Pyrotechnics are procured with gusto in the USA, and Independence Day is a misnomer: This celebration lasts about two weeks. And those can be the most anxiety-laden 14 days of the year for many of our canine friends. The flashing lights and booming reverberations of fireworks (and I’ll put thunderstorms in the same category) can be terrifying for them. When the bottle rockets start hissing and blasting, and your four-legged friend starts pacing, panting, shaking, and trying to “escape,” intervention is in order.
Fortunately, there are several ways you can reduce your dog’s nervousness. Over the years I’ve had many of you pass along hints that you found to be helpful for both fireworks and thunderstorms:
- You can condition your dog to tolerate storms and fireworks by desensitizing him to the sounds and flashing lights. This takes time and work on your part and must be started well before the storm and fireworks season begins.
- Make sure your dog has a microchip implanted and is wearing a collar with ID tags if there’s any possibility he could escape from your yard. Many dogs run away during fireworks or storms, never to be recovered. Keep him inside in those situations.
- On the day of the event, make sure the dog is well exercised. That’s not always possible in the case of thunderstorms, but keep a sharp eye on the weather report. If he’s exhausted from chasing his ball, he’ll have less energy to expend pacing and shivering.
- Put him in the quietest part of the house, such as a basement, closet, or interior room with no windows. If there are windows, close the curtains or blinds, and keep the lights on to minimize the effect of flashing light coming from outdoors.
- Provide a safe place within the room for him to hide in, such as a crate or a fort made of blankets. Some dogs actually like crawling into the bathtub! Cover the crate with a blanket, but make sure the dog won’t get too hot. This hideaway should be accessible to him when you’re not home.
- If possible, allow him to have human companionship. Years ago, we were told that trying to comfort an anxious dog would just reinforce the anxiety. But now we know that the loving touch of a dog’s favorite person will go a long way toward alleviating his apprehension.
- Provide some white noise to mask the booming: Turn on a fan, a radio, a TV, or some calming music.
- To help keep the dog preoccupied, give him a Kong or other treat-dispensing toy filled with something he loves.

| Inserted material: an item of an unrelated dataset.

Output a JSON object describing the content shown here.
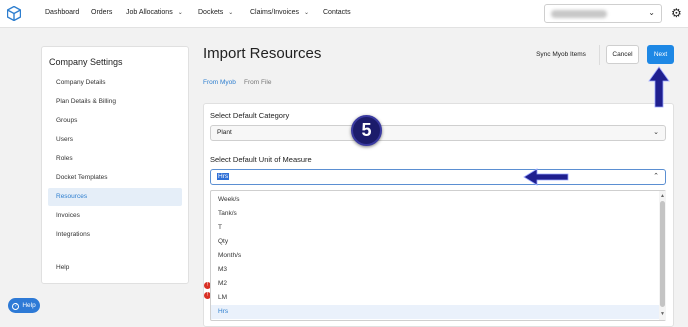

- Buy him a Thundershirt or an Anxiety Wrap. The constant gentle pressure of those wraps is equivalent to swaddling an infant and helps alleviate angst in some dogs.
- Drugs! Don’t be afraid to try them. Many pet owners are reluctant to “drug their pets up,” but I consider it a kindness if they’re distressed. Anxiety has a way of escalating into a phobia, at which point even drugs might not help. As long as we’ve done an exam on your dog within the past year, there’s no need to bring him in. Just give us a call and we’ll determine the most effective medication. Some people even have luck with over-the-counter products such as Benadryl.
Now, what doesn’t work: Synthetic pheromones in the form of a collar, diffuser, or spray are touted as a harmless way to abate the jitters in dogs. Unfortunately, a review of the published literature from 1998 through 2008 failed to support the effectiveness of those products.
The idea of completely eliminating your dog’s emotional suffering from fireworks or thunderstorms might not be realistic. But by trying a variety of these techniques, along with medication from your vet, you stand a good chance of improving the situation. It’s time to help your buddy cope with the storm and fireworks season ahead. Do him a big favor: Be prepared!1